More than two thirds of the UK’s financial firms believe that London will retain its status as one of the world’s leading financial centres after Brexit.
When Britain completed its exit from the EU in December last year, it divorced from its biggest single export customer, casting doubts over its status as a leading global financial hub.
But city firms were bullish about the future of their business in the UK, according to an annual sentiment survey of more than 100 banks, asset managers and insurers conducted by Lloyds Bank.
Just under a third (32 per cent) said they believed the competitiveness of their own sector would improve over the next year – almost double the 17 per cent of firms who thought it would worsen.

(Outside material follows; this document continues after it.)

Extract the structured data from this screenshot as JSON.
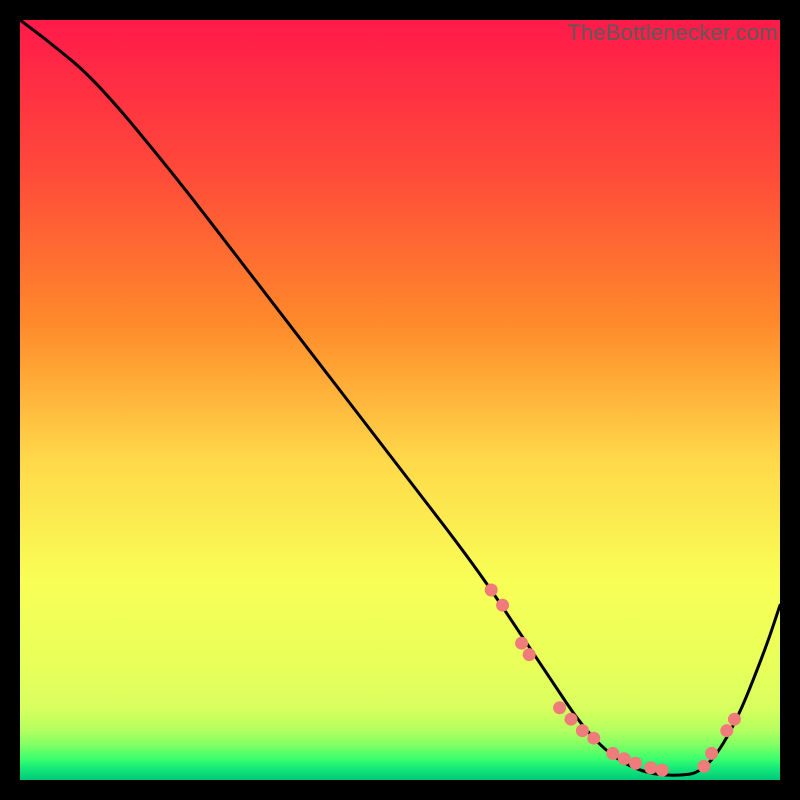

Changes in the regulation that governs the sector post-Brexit was the main sticking point for City firms: almost half (48 per cent) of the firms that believed the UK’s competitiveness would improve in the next year cited regulation diverging from the EU model as the key factor.
But at the other end of the spectrum, three quarters (78 per cent) of the firms that were more pessimistic about the UK’s competitiveness cited regulation as a commanding factor.
“This year’s survey emphasises the belief in London as a global centre for trade and finance as firms anticipate and adapt to the new regulatory environment,” said Adrian Walkling, head of financial services at Lloyds Bank Commercial Banking.
Compared to the same time last year, the firms surveyed by Lloyds were significantly more confident about the growth of the British economy and the UK financial sector’s prospects.
The vast majority (88 per cent) expected British economic growth to improve over the next year, up from just a fifth (20 per cent) in 2020, while 32 per cent believed the UK will achieve stronger growth than other G7 nations, up from just 7 per cent last year.
And when it comes to the UK financial services sector, just over half (55 per cent) expected growth to improve over the next year, up significantly from 13 per cent last year. This confidence spread to individual business outlook, as 65 per cent expected their revenues to rise compared to 31 per cent in 2020.
It comes just a week after the Square Mile’s most influential lobbying body, TheCityUK, warned that London is at risk of losing its status as a global financial powerhouse within five years, and set out international strategy proposals to help return the UK to having the “world’s leading financial centre”.
A vastly changing international economic landscape is chief amongst the reasons that the UK has seen a decline relative to its global competitors such as New York and Hong Kong over the past decade, according to TheCityUK.
Despite the UK’s growing size and volume of many market segments, it has paled in significance compared to the rapid growth of new financial centres in Asia and continued growth in the US.
“Europe is littered with cities that were once the leading international centre of their day,” Miles Celic, chief executive of TheCityUK, who called for the government to do more so that the London avoids the same fate.
“The last decade has been one of growth for our industry, yet global competitors have grown faster.”